What seemed to be different was that the open-source community seemed collectively to say, “Theft is okay as long as we benefit.” SCO was suddenly painted as evil, referred to in terms that implied it was incompetent, greedy and came from questionable parentage. The company’s Web site was attacked and its executives threatened. And a lot of people who should have known better seemed to think this was okay and that SCO was getting what it deserved for being on the wrong side.
Ever watch people who have been caught stealing something defend themselves? They say things like, “I found it,” “Someone else gave it to me,” “It wasn’t yours to begin with” and, “I have as much right to it as you do.” In the open-source rhetoric that followed the SCO lawsuit announcement, I saw a tremendous amount of similarity to this behavior.
So, what if the SCO folks are not evil incarnate and their stuff was stolen? Wouldn’t that make them the victim, and is it really okay to attack the victim if your side benefits? Where do you draw the line between good and evil?
One belief I found to be particularly interesting was that you could get out from under this problem by simply rewriting the sections of a software product that were in violation. Some people evidently think that if you were caught with a line-by-line copy of someone else’s software product, all you would have to do is rewrite the offending lines and you could continue to sell the result.
Rewriting the Rules
To extend the example to the book-publishing world, some open-source proponents have argued that if you started with Harry Potter and the Sorcerer’s Stone, you could end up with Parry Hotter and the Wizard’s Rock and be just fine.

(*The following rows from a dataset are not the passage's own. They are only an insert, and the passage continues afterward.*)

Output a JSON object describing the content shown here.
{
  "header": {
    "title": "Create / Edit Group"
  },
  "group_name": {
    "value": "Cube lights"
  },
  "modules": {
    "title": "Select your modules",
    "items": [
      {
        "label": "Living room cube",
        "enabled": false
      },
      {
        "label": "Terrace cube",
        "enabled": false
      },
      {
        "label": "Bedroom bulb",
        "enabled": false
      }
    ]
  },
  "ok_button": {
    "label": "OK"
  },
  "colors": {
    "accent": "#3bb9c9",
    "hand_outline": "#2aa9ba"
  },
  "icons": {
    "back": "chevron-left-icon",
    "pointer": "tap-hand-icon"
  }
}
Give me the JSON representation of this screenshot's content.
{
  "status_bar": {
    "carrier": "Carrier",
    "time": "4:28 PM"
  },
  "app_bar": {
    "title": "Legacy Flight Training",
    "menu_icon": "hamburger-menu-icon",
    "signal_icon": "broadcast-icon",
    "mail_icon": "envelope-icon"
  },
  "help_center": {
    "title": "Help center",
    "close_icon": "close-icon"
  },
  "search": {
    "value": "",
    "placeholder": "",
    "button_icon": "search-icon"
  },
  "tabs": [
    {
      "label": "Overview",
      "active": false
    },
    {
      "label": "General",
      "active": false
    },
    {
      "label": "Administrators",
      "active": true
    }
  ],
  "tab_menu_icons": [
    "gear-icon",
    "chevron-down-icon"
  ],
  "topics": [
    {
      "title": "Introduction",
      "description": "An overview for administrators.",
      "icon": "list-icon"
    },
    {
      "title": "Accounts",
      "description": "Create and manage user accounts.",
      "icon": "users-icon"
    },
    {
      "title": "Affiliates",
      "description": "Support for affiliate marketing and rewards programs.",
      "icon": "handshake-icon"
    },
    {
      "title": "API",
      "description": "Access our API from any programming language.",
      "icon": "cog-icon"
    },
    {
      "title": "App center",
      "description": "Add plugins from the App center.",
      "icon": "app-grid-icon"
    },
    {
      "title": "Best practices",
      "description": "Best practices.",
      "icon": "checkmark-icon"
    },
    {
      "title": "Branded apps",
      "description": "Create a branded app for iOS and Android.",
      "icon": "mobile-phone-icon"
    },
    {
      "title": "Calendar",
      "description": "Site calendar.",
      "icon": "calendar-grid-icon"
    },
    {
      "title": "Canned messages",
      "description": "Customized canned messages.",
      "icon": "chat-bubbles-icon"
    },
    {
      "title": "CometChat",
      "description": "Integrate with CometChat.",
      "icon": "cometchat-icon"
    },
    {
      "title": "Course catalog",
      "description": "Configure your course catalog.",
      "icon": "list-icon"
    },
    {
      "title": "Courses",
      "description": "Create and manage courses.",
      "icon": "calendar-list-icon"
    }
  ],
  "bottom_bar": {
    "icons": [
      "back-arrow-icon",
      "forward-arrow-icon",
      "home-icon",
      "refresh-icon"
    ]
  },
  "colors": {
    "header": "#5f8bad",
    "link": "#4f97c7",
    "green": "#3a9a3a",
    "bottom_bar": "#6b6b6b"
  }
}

But this sort of line-by-line replacement won’t work because the ideas that surround the product are also protected.
Were you to read the original AT&T license, which I did, you would find that it anticipated things like this and, if it is enforceable, protects against it. Let’s pretend for a moment that we live in a country where you have the right to protect what is yours, regardless of whether you built it or, like SCO, bought it.
Let’s also pretend that, when there is a doubt about ownership, you have the right to prove that ownership and that no group of vigilantes or large companies has the right to force you to give up what you can prove is yours, or take away your right to try. Let’s pretend that people in general in this mystical land of the free have the right to have opinions different from yours without fear of personal physical or verbal attack.
I actually think I live in a place like this, so it would be nice if more open-source software folk joined me here.
Rob Enderle, a TechNewsWorld columnist, is the Principal Analyst for the Enderle Group, a company founded on the concept of providing a unique perspective on personal technology products and trends.